↓

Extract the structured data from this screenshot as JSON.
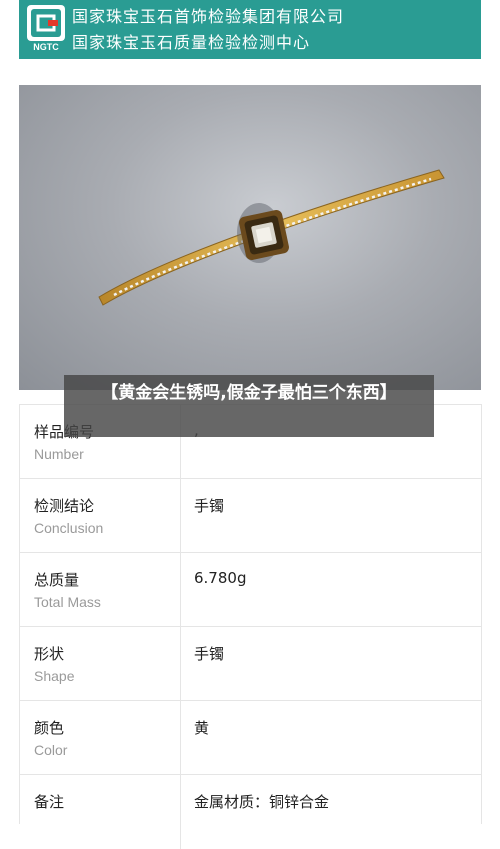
{
  "header": {
    "org_line1": "国家珠宝玉石首饰检验集团有限公司",
    "org_line2": "国家珠宝玉石质量检验检测中心",
    "logo_text": "NGTC",
    "bg_color": "#2a9c93"
  },
  "photo": {
    "alt": "bangle-photo"
  },
  "overlay": {
    "title": "【黄金会生锈吗,假金子最怕三个东西】"
  },
  "table": {
    "rows": [
      {
        "label_cn": "样品编号",
        "label_en": "Number",
        "value": ","
      },
      {
        "label_cn": "检测结论",
        "label_en": "Conclusion",
        "value": "手镯"
      },
      {
        "label_cn": "总质量",
        "label_en": "Total Mass",
        "value": "6.780g"
      },
      {
        "label_cn": "形状",
        "label_en": "Shape",
        "value": "手镯"
      },
      {
        "label_cn": "颜色",
        "label_en": "Color",
        "value": "黄"
      },
      {
        "label_cn": "备注",
        "label_en": "",
        "value": "金属材质：铜锌合金"
      }
    ]
  }
}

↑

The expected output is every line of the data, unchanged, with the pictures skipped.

Written solution
Extract the structured data from this screenshot as JSON.
{
  "header": {
    "org_line1": "国家珠宝玉石首饰检验集团有限公司",
    "org_line2": "国家珠宝玉石质量检验检测中心",
    "logo_text": "NGTC",
    "bg_color": "#2a9c93"
  },
  "photo": {
    "alt": "bangle-photo"
  },
  "overlay": {
    "title": "【黄金会生锈吗,假金子最怕三个东西】"
  },
  "table": {
    "rows": [
      {
        "label_cn": "样品编号",
        "label_en": "Number",
        "value": ","
      },
      {
        "label_cn": "检测结论",
        "label_en": "Conclusion",
        "value": "手镯"
      },
      {
        "label_cn": "总质量",
        "label_en": "Total Mass",
        "value": "6.780g"
      },
      {
        "label_cn": "形状",
        "label_en": "Shape",
        "value": "手镯"
      },
      {
        "label_cn": "颜色",
        "label_en": "Color",
        "value": "黄"
      },
      {
        "label_cn": "备注",
        "label_en": "",
        "value": "金属材质：铜锌合金"
      }
    ]
  }
}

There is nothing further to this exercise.